“Justice should not only be done, but should appear to have been done.”
The British government’s flagship Justice and Security Bill made news once again in the Guardian last week; this time, as with most of the other times, it was to report on the politically damning information which the bill is accused of covering up. Indeed, the bill was described by frequent Guardian columnist and leader of UK pressure group Liberty, Shami Chakrabarti, as “a toolkit for cover-ups which would mark the end of a fair trial tradition admired worldwide for centuries”. But what is it about the Justice and Security Bill which has incited so much criticism, and are those criticisms just?
Possibly the provision of the bill which critics find most disagreeable is that closed material procedures, or “secret courts” as they have been dubbed, will be used more frequently. Closed material procedures (CMPs) were first introduced in 1997, and allow governments to present evidence to a judge in criminal and civil cases without having to show it to the rest of the court- including the defendant or claimant. They are normally only used in special circumstances, and even when they are used, they prove to be very controversial and subject to heavy litigation. But under the proposals of the Justice and Security Bill, their use could be extended for court cases where the evidence presented could damage the interests of national security.
There are two immediate- and significant- concerns raised by opponents of the bill. The first is based on the key democratic principle of open justice. This principle states that legal proceedings should be open to the public, but more crucially, that an essential component of a fair trial is to know the charges and evidence which are going to be brought and used against you. In CMPs, evidence can be used against the defendant or claimant without them or their lawyer knowing exactly what the nature of the evidence is. This gives the government a significant advantage in such trials. Although special advocates are appointed in CMPs, many critics argue that the scale is still tipped unfairly in the government’s favour. Special advocates are unable to disclose material to the person whose interest they represent, are not allowed to communicate with the person concerned without the permission of the Government and can never communicate with them about the secret evidence. This means that they are often required to contest evidence on the basis of guesswork and estimation.

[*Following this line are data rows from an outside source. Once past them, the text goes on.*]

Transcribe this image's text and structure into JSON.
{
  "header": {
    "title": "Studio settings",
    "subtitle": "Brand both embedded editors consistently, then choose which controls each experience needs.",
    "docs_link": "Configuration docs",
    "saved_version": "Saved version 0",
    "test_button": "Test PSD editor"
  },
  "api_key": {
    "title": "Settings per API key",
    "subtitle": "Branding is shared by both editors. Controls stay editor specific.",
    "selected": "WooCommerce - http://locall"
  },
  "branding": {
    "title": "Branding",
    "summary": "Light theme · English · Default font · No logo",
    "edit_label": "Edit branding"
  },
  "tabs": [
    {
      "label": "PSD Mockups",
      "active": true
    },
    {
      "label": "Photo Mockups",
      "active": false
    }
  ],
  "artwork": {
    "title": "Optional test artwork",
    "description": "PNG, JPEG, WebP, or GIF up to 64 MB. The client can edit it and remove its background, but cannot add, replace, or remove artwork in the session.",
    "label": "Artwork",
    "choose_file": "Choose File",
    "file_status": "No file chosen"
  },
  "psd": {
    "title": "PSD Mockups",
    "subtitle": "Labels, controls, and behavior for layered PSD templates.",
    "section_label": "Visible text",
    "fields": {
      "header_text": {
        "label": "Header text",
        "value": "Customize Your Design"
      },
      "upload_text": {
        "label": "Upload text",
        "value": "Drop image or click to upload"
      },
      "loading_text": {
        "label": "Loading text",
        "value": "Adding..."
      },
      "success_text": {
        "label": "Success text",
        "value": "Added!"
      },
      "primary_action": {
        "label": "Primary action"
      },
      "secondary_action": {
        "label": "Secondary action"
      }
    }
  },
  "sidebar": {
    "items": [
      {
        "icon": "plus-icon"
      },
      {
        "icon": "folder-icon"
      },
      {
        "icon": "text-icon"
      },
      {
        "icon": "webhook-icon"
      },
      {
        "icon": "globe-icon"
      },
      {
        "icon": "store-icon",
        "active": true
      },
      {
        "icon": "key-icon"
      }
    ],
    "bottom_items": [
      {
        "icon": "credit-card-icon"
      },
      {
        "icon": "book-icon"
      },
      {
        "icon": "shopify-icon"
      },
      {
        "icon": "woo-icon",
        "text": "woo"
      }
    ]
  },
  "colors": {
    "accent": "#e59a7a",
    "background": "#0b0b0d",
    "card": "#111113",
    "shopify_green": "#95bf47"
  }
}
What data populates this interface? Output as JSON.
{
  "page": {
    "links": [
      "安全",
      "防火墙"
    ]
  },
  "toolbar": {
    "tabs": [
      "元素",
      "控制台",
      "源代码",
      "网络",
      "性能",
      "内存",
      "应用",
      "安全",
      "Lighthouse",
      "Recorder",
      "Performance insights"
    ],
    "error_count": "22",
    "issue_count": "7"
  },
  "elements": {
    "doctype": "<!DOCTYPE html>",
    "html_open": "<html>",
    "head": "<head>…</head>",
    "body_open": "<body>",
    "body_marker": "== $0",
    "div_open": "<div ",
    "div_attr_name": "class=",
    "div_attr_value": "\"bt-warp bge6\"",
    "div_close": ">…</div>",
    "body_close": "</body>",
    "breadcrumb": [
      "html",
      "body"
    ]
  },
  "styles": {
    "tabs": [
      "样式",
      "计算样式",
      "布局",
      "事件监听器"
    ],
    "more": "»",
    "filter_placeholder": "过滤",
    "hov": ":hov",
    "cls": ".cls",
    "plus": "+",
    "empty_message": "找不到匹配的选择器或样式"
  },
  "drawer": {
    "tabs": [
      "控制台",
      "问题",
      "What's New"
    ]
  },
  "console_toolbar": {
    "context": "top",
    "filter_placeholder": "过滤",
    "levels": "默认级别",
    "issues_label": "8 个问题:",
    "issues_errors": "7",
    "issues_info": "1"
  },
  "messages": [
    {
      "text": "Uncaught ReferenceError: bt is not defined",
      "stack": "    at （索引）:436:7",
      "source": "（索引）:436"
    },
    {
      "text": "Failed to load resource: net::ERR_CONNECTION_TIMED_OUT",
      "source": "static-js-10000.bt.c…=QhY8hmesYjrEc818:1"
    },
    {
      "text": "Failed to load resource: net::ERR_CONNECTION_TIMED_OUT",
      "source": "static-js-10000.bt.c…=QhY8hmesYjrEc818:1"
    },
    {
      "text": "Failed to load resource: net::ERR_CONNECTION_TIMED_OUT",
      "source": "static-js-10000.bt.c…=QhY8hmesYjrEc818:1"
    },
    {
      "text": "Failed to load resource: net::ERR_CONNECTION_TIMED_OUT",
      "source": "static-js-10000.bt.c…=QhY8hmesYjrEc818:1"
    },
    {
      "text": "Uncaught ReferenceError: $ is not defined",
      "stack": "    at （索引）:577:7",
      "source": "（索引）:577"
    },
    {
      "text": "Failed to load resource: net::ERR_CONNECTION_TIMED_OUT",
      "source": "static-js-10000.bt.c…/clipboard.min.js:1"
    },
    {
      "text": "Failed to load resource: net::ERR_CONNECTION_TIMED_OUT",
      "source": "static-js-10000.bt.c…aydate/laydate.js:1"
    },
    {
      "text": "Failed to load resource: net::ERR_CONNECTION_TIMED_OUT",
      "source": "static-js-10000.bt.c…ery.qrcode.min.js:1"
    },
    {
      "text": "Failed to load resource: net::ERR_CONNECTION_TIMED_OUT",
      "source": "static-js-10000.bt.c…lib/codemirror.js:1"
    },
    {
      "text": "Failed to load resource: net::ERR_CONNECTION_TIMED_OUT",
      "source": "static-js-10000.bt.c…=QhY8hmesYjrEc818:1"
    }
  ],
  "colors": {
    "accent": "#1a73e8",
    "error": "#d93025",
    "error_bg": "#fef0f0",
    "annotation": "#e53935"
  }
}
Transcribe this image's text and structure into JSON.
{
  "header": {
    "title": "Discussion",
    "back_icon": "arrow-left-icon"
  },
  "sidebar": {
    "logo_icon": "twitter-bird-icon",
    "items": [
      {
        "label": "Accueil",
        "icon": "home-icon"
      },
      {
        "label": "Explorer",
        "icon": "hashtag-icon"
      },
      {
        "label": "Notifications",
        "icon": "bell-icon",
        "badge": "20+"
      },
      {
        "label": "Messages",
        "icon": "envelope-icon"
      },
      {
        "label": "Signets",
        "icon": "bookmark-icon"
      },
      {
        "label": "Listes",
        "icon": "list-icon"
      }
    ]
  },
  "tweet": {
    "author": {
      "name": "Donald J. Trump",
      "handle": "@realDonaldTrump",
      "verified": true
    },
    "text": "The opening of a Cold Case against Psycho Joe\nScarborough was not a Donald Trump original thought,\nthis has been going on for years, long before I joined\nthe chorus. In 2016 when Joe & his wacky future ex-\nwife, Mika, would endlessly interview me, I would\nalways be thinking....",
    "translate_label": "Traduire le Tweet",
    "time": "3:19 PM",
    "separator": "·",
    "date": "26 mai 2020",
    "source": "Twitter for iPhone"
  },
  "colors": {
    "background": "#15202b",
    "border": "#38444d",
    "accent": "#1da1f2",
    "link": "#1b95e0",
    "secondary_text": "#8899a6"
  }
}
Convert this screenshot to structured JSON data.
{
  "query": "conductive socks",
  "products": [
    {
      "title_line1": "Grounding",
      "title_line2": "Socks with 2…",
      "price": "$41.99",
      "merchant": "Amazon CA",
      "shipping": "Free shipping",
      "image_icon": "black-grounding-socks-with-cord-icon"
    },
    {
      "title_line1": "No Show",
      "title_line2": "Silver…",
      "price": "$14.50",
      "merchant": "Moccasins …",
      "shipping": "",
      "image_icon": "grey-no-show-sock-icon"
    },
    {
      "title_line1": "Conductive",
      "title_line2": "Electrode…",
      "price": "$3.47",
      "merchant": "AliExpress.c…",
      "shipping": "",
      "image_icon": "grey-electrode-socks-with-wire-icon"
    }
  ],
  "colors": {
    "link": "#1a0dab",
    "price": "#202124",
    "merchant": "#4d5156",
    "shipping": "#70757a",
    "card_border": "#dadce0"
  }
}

The second objection is based on political accountability; holding ministers and other political figures accountable for their actions. Because the Justice and Security Bill allows ministers to withhold certain evidence if they deem it damaging the interests of national security, many critics argue that it places too much power in the hands of politicians, thereby ebbing away dangerously at the separation between politicians and the judiciary. A major criticism of the bill is that it allows politicians to hide evidence which is politically embarrassing or damning, so that it never reaches the public eye. One example of this could be where evidence of torture is presented. In November 2012, the Guardian reported that Philip Hammond, the defence secretary, tried to stop a hearing about the transfer of insurgents to Afghan jails where they risked being tortured. However, this would never have been revealed if the Justice and Security Bill had already been passed.
So it seems that from a judicial and political standpoint, the Justice and Security Bill is bad news. But former Justice Secretary Ken Clark spells out the bill’s main advantage as allowing cases that cannot currently be tried to be brought to justice. Clark argues that because some evidence carries too much of a potential threat, the cases are never even brought to court at all. But if the evidence could be presented to a judge without carrying any political consequences, the right decision can be made as the judge will be fully informed on the situation. Although some potentially damning evidence will never reach the public eye, it will at least meet the force of the law. Or, as Liberal Democrat Lord Carlile puts it, it’s not perfect, but it’s better than nothing.
The bill is currently headed to the committee stage in the legislative process. But, proving to be a divisive bill amongst the coalition, smooth sailing into the statute books can’t be guaranteed. The main dispute over this bill comes down to one judicial dilemma; what is more important, a fully informed judge, or a fully informed public?